The input:
---

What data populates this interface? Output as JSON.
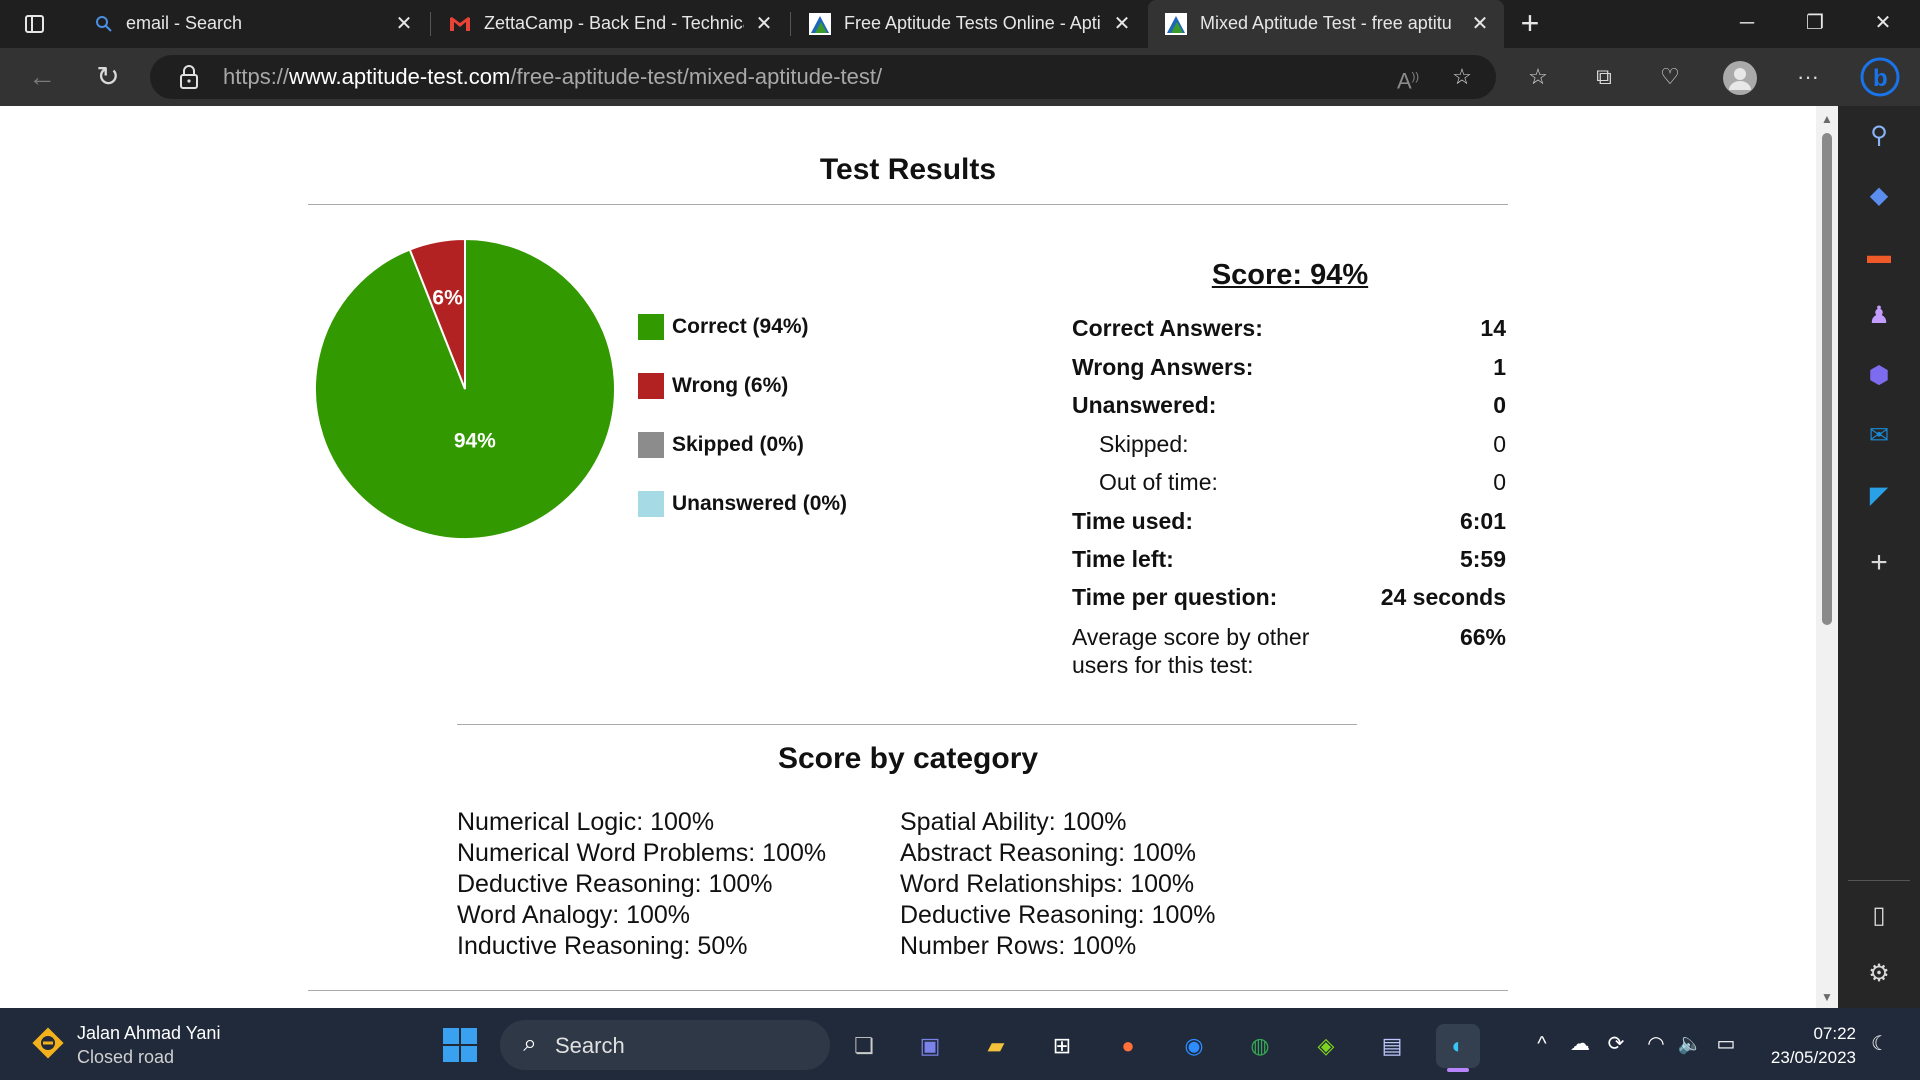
{
  "tabs": [
    {
      "title": "email - Search",
      "icon": "search-icon"
    },
    {
      "title": "ZettaCamp - Back End - Technica",
      "icon": "gmail-icon"
    },
    {
      "title": "Free Aptitude Tests Online - Apti",
      "icon": "aptitude-test-icon"
    },
    {
      "title": "Mixed Aptitude Test - free aptitu",
      "icon": "aptitude-test-icon",
      "active": true
    }
  ],
  "address": {
    "scheme": "https://",
    "host": "www.aptitude-test.com",
    "path": "/free-aptitude-test/mixed-aptitude-test/"
  },
  "results": {
    "title": "Test Results",
    "score": "Score: 94%",
    "stats": [
      {
        "label": "Correct Answers:",
        "value": "14",
        "bold": true
      },
      {
        "label": "Wrong Answers:",
        "value": "1",
        "bold": true
      },
      {
        "label": "Unanswered:",
        "value": "0",
        "bold": true
      },
      {
        "label": "Skipped:",
        "value": "0",
        "bold": false,
        "indent": true
      },
      {
        "label": "Out of time:",
        "value": "0",
        "bold": false,
        "indent": true
      },
      {
        "label": "Time used:",
        "value": "6:01",
        "bold": true
      },
      {
        "label": "Time left:",
        "value": "5:59",
        "bold": true
      },
      {
        "label": "Time per question:",
        "value": "24 seconds",
        "bold": true
      }
    ],
    "average_label_line1": "Average score by other",
    "average_label_line2": "users for this test:",
    "average_value": "66%"
  },
  "chart_data": {
    "type": "pie",
    "categories": [
      "Correct (94%)",
      "Wrong (6%)",
      "Skipped (0%)",
      "Unanswered (0%)"
    ],
    "values": [
      94,
      6,
      0,
      0
    ],
    "colors": [
      "#339900",
      "#b22222",
      "#8c8c8c",
      "#a6dbe6"
    ],
    "slice_labels": [
      "94%",
      "6%",
      "",
      ""
    ],
    "legend_position": "right"
  },
  "categories": {
    "title": "Score by category",
    "left": [
      "Numerical Logic: 100%",
      "Numerical Word Problems: 100%",
      "Deductive Reasoning: 100%",
      "Word Analogy: 100%",
      "Inductive Reasoning: 50%"
    ],
    "right": [
      "Spatial Ability: 100%",
      "Abstract Reasoning: 100%",
      "Word Relationships: 100%",
      "Deductive Reasoning: 100%",
      "Number Rows: 100%"
    ]
  },
  "taskbar": {
    "weather_title": "Jalan Ahmad Yani",
    "weather_sub": "Closed road",
    "search_placeholder": "Search",
    "time": "07:22",
    "date": "23/05/2023"
  }
}
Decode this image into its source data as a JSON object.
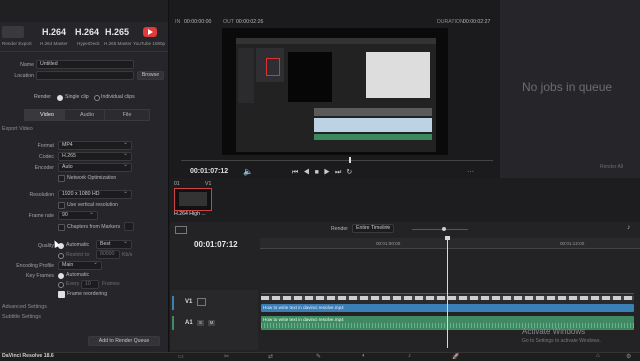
{
  "formats": [
    {
      "name": "",
      "sub": "Render Export"
    },
    {
      "name": "H.264",
      "sub": "H.264 Master"
    },
    {
      "name": "H.264",
      "sub": "HyperDeck"
    },
    {
      "name": "H.265",
      "sub": "H.265 Master"
    },
    {
      "name": "",
      "sub": "YouTube 1080p"
    }
  ],
  "file": {
    "name_label": "Name",
    "name_value": "Untitled",
    "location_label": "Location",
    "location_value": "",
    "browse": "Browse"
  },
  "render": {
    "label": "Render",
    "single": "Single clip",
    "individual": "Individual clips"
  },
  "tabs": [
    "Video",
    "Audio",
    "File"
  ],
  "export_video": "Export Video",
  "video": {
    "format_label": "Format",
    "format": "MP4",
    "codec_label": "Codec",
    "codec": "H.265",
    "encoder_label": "Encoder",
    "encoder": "Auto",
    "network_opt": "Network Optimization",
    "resolution_label": "Resolution",
    "resolution": "1920 x 1080 HD",
    "vertical_res": "Use vertical resolution",
    "frame_rate_label": "Frame rate",
    "frame_rate": "90",
    "chapters": "Chapters from Markers",
    "quality_label": "Quality",
    "automatic": "Automatic",
    "best": "Best",
    "restrict_to": "Restrict to",
    "kbps_value": "80000",
    "kbps": "Kb/s",
    "profile_label": "Encoding Profile",
    "profile": "Main",
    "keyframes_label": "Key Frames",
    "kf_auto": "Automatic",
    "every": "Every",
    "kf_frames": "10",
    "frames": "Frames",
    "frame_reorder": "Frame reordering"
  },
  "advanced": "Advanced Settings",
  "subtitle": "Subtitle Settings",
  "add_queue": "Add to Render Queue",
  "viewer": {
    "in_label": "IN",
    "in_tc": "00:00:00:00",
    "out_label": "OUT",
    "out_tc": "00:00:02:26",
    "dur_label": "DURATION",
    "dur_tc": "00:00:02:27",
    "playhead_tc": "00:01:07:12"
  },
  "queue": {
    "empty": "No jobs in queue",
    "render_all": "Render All"
  },
  "thumb": {
    "index": "01",
    "track": "V1",
    "label": "H.264 High ..."
  },
  "timeline": {
    "tc": "00:01:07:12",
    "render_label": "Render",
    "render_range": "Entire Timeline",
    "ruler": [
      "00:01:00:00",
      "00:01:12:00"
    ],
    "v1": "V1",
    "a1": "A1",
    "video_clip": "How to write text in davinci resolve.mp4",
    "audio_clip": "How to write text in davinci resolve.mp4"
  },
  "watermark": {
    "title": "Activate Windows",
    "sub": "Go to Settings to activate Windows."
  },
  "app_title": "DaVinci Resolve 18.6",
  "colors": {
    "accent": "#e03a3a",
    "audio_clip": "#3f8a63",
    "video_clip": "#3a7fb5"
  }
}
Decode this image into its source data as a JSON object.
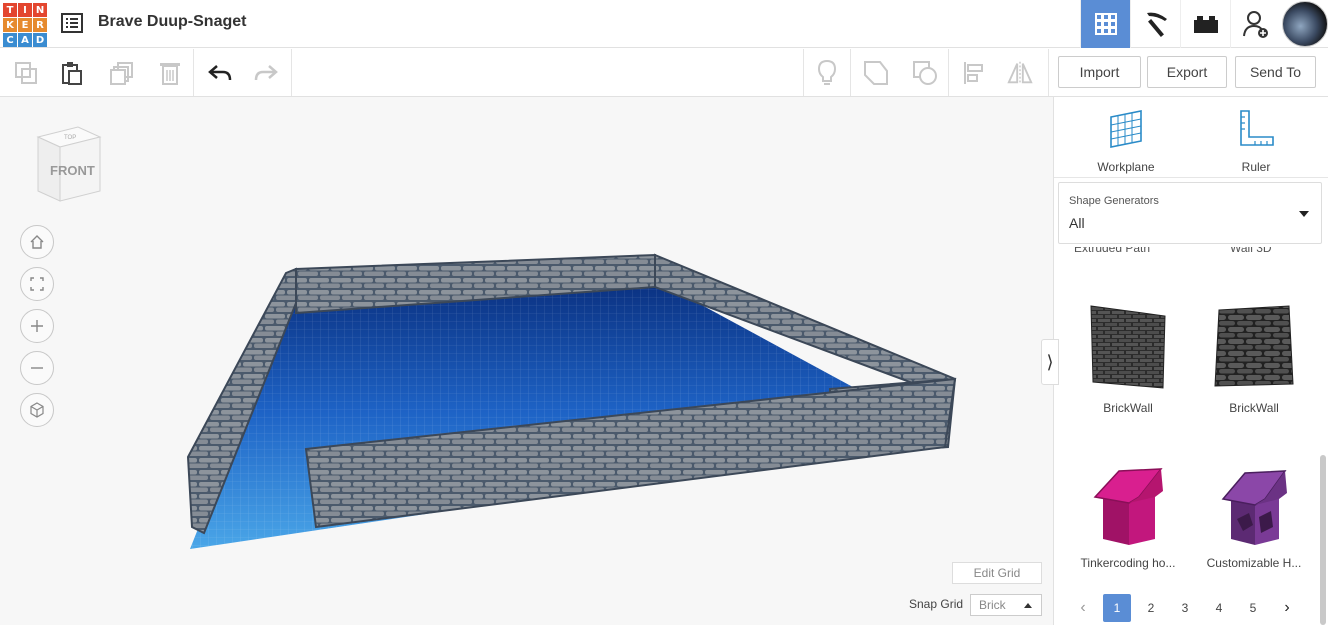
{
  "logo": {
    "letters": [
      "T",
      "I",
      "N",
      "K",
      "E",
      "R",
      "C",
      "A",
      "D"
    ],
    "colors": [
      "#e3462f",
      "#e3462f",
      "#e3462f",
      "#e68a2e",
      "#e68a2e",
      "#e68a2e",
      "#3a8cd1",
      "#3a8cd1",
      "#3a8cd1"
    ]
  },
  "header": {
    "design_title": "Brave Duup-Snaget",
    "list_icon": "list-icon"
  },
  "topright": {
    "grid_icon": "3d-design-grid-icon",
    "pickaxe_icon": "pickaxe-icon",
    "brick_icon": "brick-icon",
    "user_add_icon": "user-add-icon",
    "accent": "#5a8dd5"
  },
  "toolbar": {
    "import_label": "Import",
    "export_label": "Export",
    "send_to_label": "Send To"
  },
  "viewcube": {
    "face_label": "FRONT",
    "top_label": "TOP"
  },
  "viewport": {
    "edit_grid_label": "Edit Grid",
    "snap_grid_label": "Snap Grid",
    "snap_grid_value": "Brick"
  },
  "panel": {
    "workplane_label": "Workplane",
    "ruler_label": "Ruler",
    "generators_caption": "Shape Generators",
    "generators_value": "All",
    "cut_labels": [
      "Extruded Path",
      "Wall 3D"
    ],
    "shapes": [
      {
        "name": "BrickWall",
        "color": "#4a4a4a"
      },
      {
        "name": "BrickWall",
        "color": "#555555"
      },
      {
        "name": "Tinkercoding ho...",
        "color": "#c2177d"
      },
      {
        "name": "Customizable H...",
        "color": "#7a3a96"
      }
    ],
    "pages": [
      "1",
      "2",
      "3",
      "4",
      "5"
    ],
    "active_page": "1"
  }
}
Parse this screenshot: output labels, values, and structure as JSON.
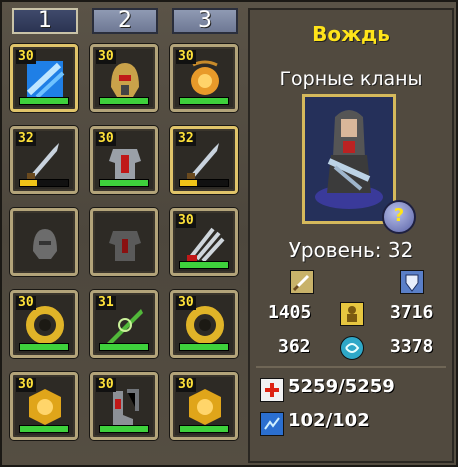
{
  "tabs": [
    "1",
    "2",
    "3"
  ],
  "slots": [
    {
      "level": "30",
      "bar": 1.0,
      "bar_color": "green",
      "icon": "crystal-icon",
      "gold": true
    },
    {
      "level": "30",
      "bar": 1.0,
      "bar_color": "green",
      "icon": "helmet-icon",
      "gold": false
    },
    {
      "level": "30",
      "bar": 1.0,
      "bar_color": "green",
      "icon": "amulet-icon",
      "gold": false
    },
    {
      "level": "32",
      "bar": 0.35,
      "bar_color": "yellow",
      "icon": "spear-icon",
      "gold": false
    },
    {
      "level": "30",
      "bar": 1.0,
      "bar_color": "green",
      "icon": "armor-icon",
      "gold": false
    },
    {
      "level": "32",
      "bar": 0.35,
      "bar_color": "yellow",
      "icon": "spear-icon",
      "gold": true
    },
    {
      "level": "",
      "bar": 0,
      "bar_color": "none",
      "icon": "helmet-empty-icon",
      "gold": false
    },
    {
      "level": "",
      "bar": 0,
      "bar_color": "none",
      "icon": "armor-empty-icon",
      "gold": false
    },
    {
      "level": "30",
      "bar": 1.0,
      "bar_color": "green",
      "icon": "claw-weapon-icon",
      "gold": false
    },
    {
      "level": "30",
      "bar": 1.0,
      "bar_color": "green",
      "icon": "ring-icon",
      "gold": false
    },
    {
      "level": "31",
      "bar": 1.0,
      "bar_color": "green",
      "icon": "green-blade-icon",
      "gold": false
    },
    {
      "level": "30",
      "bar": 1.0,
      "bar_color": "green",
      "icon": "ring-icon",
      "gold": false
    },
    {
      "level": "30",
      "bar": 1.0,
      "bar_color": "green",
      "icon": "amber-gem-icon",
      "gold": false
    },
    {
      "level": "30",
      "bar": 1.0,
      "bar_color": "green",
      "icon": "boots-icon",
      "gold": false
    },
    {
      "level": "30",
      "bar": 1.0,
      "bar_color": "green",
      "icon": "amber-gem-icon",
      "gold": false
    }
  ],
  "hero": {
    "title": "Вождь",
    "subtitle": "Горные кланы",
    "level": "Уровень: 32",
    "attack": "1405",
    "defense": "3716",
    "stat3": "362",
    "stat4": "3378",
    "hp": "5259/5259",
    "mana": "102/102"
  },
  "colors": {
    "title": "#ffe41a",
    "bar_green": "#3ed13c",
    "bar_yellow": "#f0c418",
    "slot_border": "#b3a47a"
  }
}
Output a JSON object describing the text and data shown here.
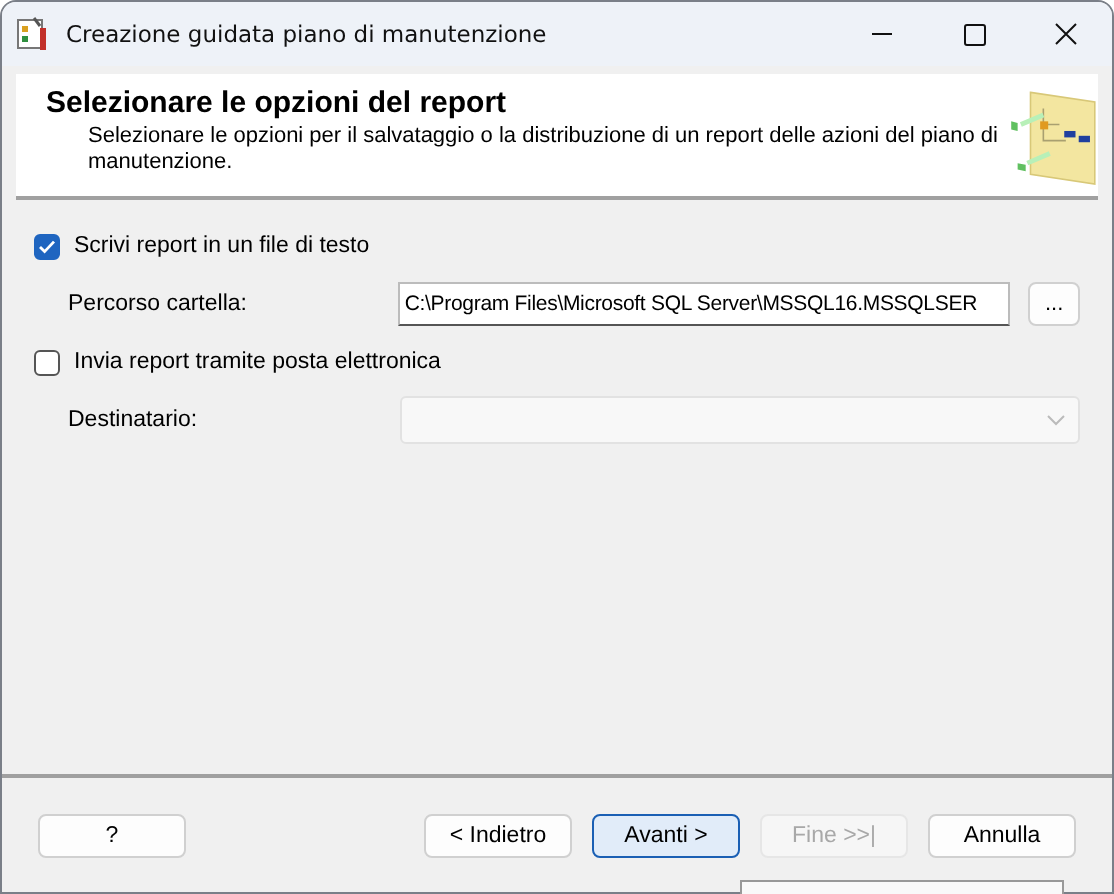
{
  "window": {
    "title": "Creazione guidata piano di manutenzione"
  },
  "header": {
    "title": "Selezionare le opzioni del report",
    "description": "Selezionare le opzioni per il salvataggio o la distribuzione di un report delle azioni del piano di manutenzione."
  },
  "options": [
    {
      "kind": "checkbox",
      "label": "Scrivi report in un file di testo",
      "checked": true
    },
    {
      "kind": "path",
      "label": "Percorso cartella:",
      "value": "C:\\Program Files\\Microsoft SQL Server\\MSSQL16.MSSQLSER",
      "button": "...",
      "disabled": false
    },
    {
      "kind": "checkbox",
      "label": "Invia report tramite posta elettronica",
      "checked": false
    },
    {
      "kind": "dropdown",
      "label": "Destinatario:",
      "disabled": true
    }
  ],
  "buttons": [
    {
      "label": "?",
      "disabled": false,
      "default": false
    },
    {
      "label": "< Indietro",
      "disabled": false,
      "default": false
    },
    {
      "label": "Avanti >",
      "disabled": false,
      "default": true
    },
    {
      "label": "Fine >>|",
      "disabled": true,
      "default": false
    },
    {
      "label": "Annulla",
      "disabled": false,
      "default": false
    }
  ]
}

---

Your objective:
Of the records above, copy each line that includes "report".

Task solution:
    "title": "Selezionare le opzioni del report",
    "description": "Selezionare le opzioni per il salvataggio o la distribuzione di un report delle azioni del piano di manutenzione."
      "label": "Scrivi report in un file di testo",
      "label": "Invia report tramite posta elettronica",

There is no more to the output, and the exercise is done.